Take yesterday for example. As I stepped out of our van to head into church, my shoes fell to pieces. Literally. Pieces. Right there in the parking lot.
First, I lost both heels in huge chunks. Then smaller, crumbly pieces followed suit. It was the craziest thing. I had to walk carefully and a little tip-toey so I didn’t leave a huge mess with every step. But even with me walking with the greatest of care, I had to pick up pieces of my sole as we made our way in and as I made my way to and from the stage for choir.
We “just happened” to have visitors at church yesterday. People from Benjamin House Ministries, a ministry doing incredible work in Uganda. And what did they have with them in order to raise money for and awareness about their ministry?
Not just t-shirts.
Not just beautiful handmade necklaces and bracelets.
They had shoes.
The ones you see pictured above.
Shoes I was able to purchase and slip on my feet between services. Shoes and a shirt purchased with money that will now be sown back into the lives of people in Uganda.
And I can’t quite get over it. How God met me in my place of need and, in doing so, allowed me to help provide in a small way for people in their place of need.
Would I have stopped at their booth and given anyways? Maybe so. I hope so. But it was the brokenness I was walking in that made it a certainty.
How thankful I am that He let those shoes break exactly when they did. I want to remember He is a God who meets us in our brokenness. A God who tenderly helps us pick up the pieces of our soul. A God who takes those broken places, leads us to a place of healing and then allows us to minister out to others.
May we trust Him with our broken places-expecting Him to lovingly and powerfully meet us in them, knowing He can bring beautiful purpose out of pain. And may we become faithful and humble partners in His ministry of hope and wholeness. Because we have a world that is deeply hurting and is in desperate need of hope.
Blessed be the God and Father of our Lord Jesus Christ, the Father of mercies and God of all comfort, who comforts us in all our affliction, so that we may be able to comfort those who are in any affliction, with the comfort with which we ourselves are comforted by God. 2 Corinthians 1:3-4
Summer 2017 Short-Term Missionary
We began our ministry that day by washing feet. Layers and layers of dirt... As I scrubbed the bottoms of their feet, they were not even ticklish. Their feet, just like their hearts and eyes, were hardened and void of feeling.
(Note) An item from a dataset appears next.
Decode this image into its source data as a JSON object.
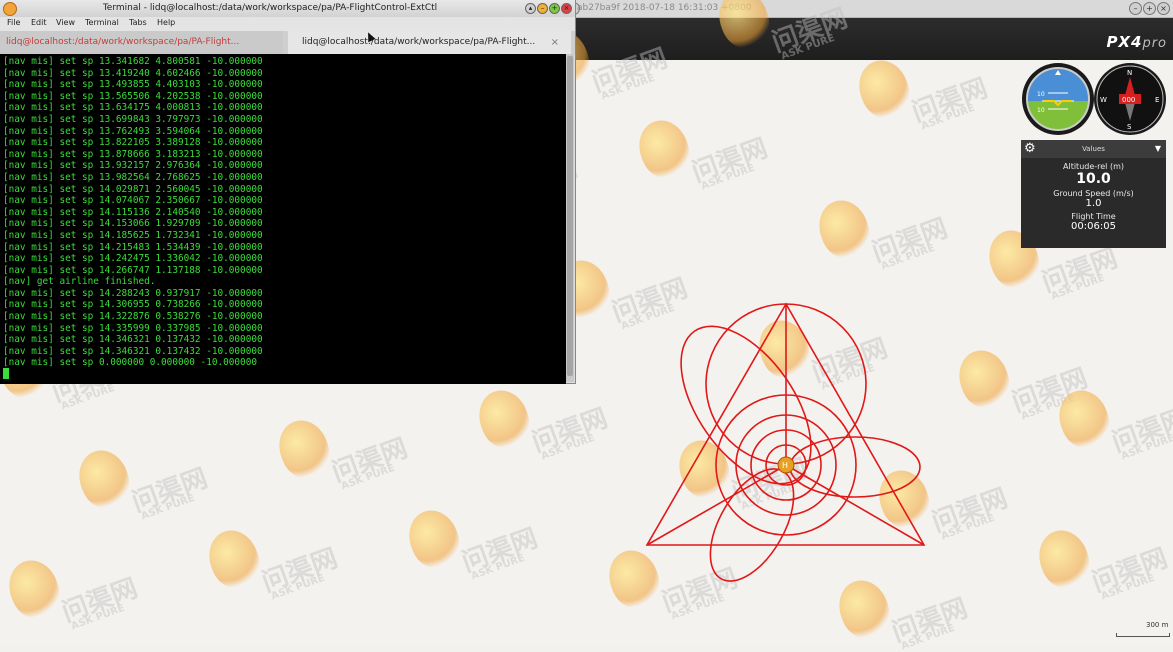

I won't lie... I caught myself thinking what's the point? What will washing these dirty feet accomplish? They will be dirty again in minutes.
Covered in scars and open wounds, I began to see their feet as a beautiful, sorrowful depiction of the lives they live. Hard, dirty, unfeeling, scarred, and wounded.
God revealed to me that the washing was not only for them, but for me. I needed to see their filth, their pain, their scars, their wounds. I needed "the eyes of my heart enlightened" (Ephesians 1:18), because I was just as dirty, scarred, and wounded before I found Christ. Those feet represent all our lives before Christ, and thankfully Christ does not look at us and say, "What's the point? They will sin again." No, lovingly and patiently, He washes us clean over and over again.
Thank you Jesus for your never-ending and never-failing salvation that washes us white as snow.
Bucky Rogers, Benjamin House staff, and short-term missionaries